• **Input**:

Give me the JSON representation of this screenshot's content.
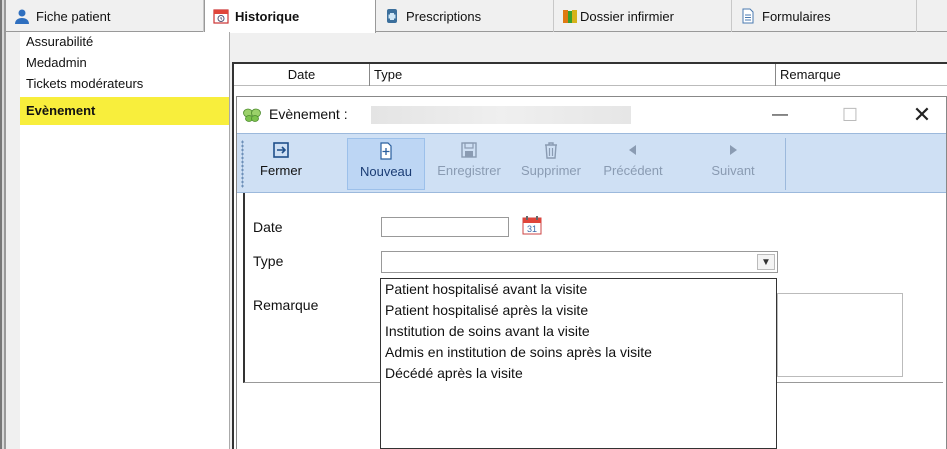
{
  "tabs": [
    {
      "label": "Fiche patient",
      "icon": "person-icon"
    },
    {
      "label": "Historique",
      "icon": "calendar-icon",
      "active": true
    },
    {
      "label": "Prescriptions",
      "icon": "prescription-icon"
    },
    {
      "label": "Dossier infirmier",
      "icon": "books-icon"
    },
    {
      "label": "Formulaires",
      "icon": "document-icon"
    }
  ],
  "sidebar": {
    "items": [
      {
        "label": "Assurabilité"
      },
      {
        "label": "Medadmin"
      },
      {
        "label": "Tickets modérateurs"
      },
      {
        "label": "Evènement",
        "active": true
      }
    ]
  },
  "grid": {
    "columns": [
      "Date",
      "Type",
      "Remarque"
    ]
  },
  "dialog": {
    "title": "Evènement :",
    "toolbar": {
      "fermer": "Fermer",
      "nouveau": "Nouveau",
      "enregistrer": "Enregistrer",
      "supprimer": "Supprimer",
      "precedent": "Précédent",
      "suivant": "Suivant"
    },
    "form": {
      "date_label": "Date",
      "date_value": "",
      "type_label": "Type",
      "type_value": "",
      "remarque_label": "Remarque"
    },
    "type_options": [
      "Patient hospitalisé avant la visite",
      "Patient hospitalisé après la visite",
      "Institution de soins avant la visite",
      "Admis en institution de soins après la visite",
      "Décédé après la visite"
    ]
  },
  "colors": {
    "toolbar_bg": "#cfe0f4",
    "active_side": "#f8ee3c"
  }
}
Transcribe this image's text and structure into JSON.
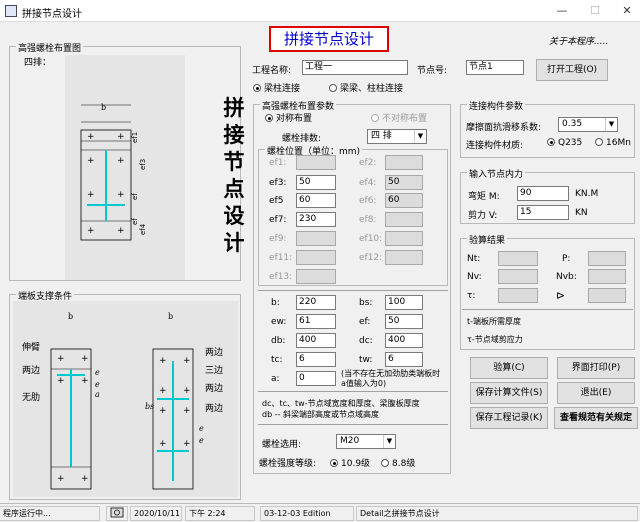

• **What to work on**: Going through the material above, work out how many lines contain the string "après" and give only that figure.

• **Written solution**: 3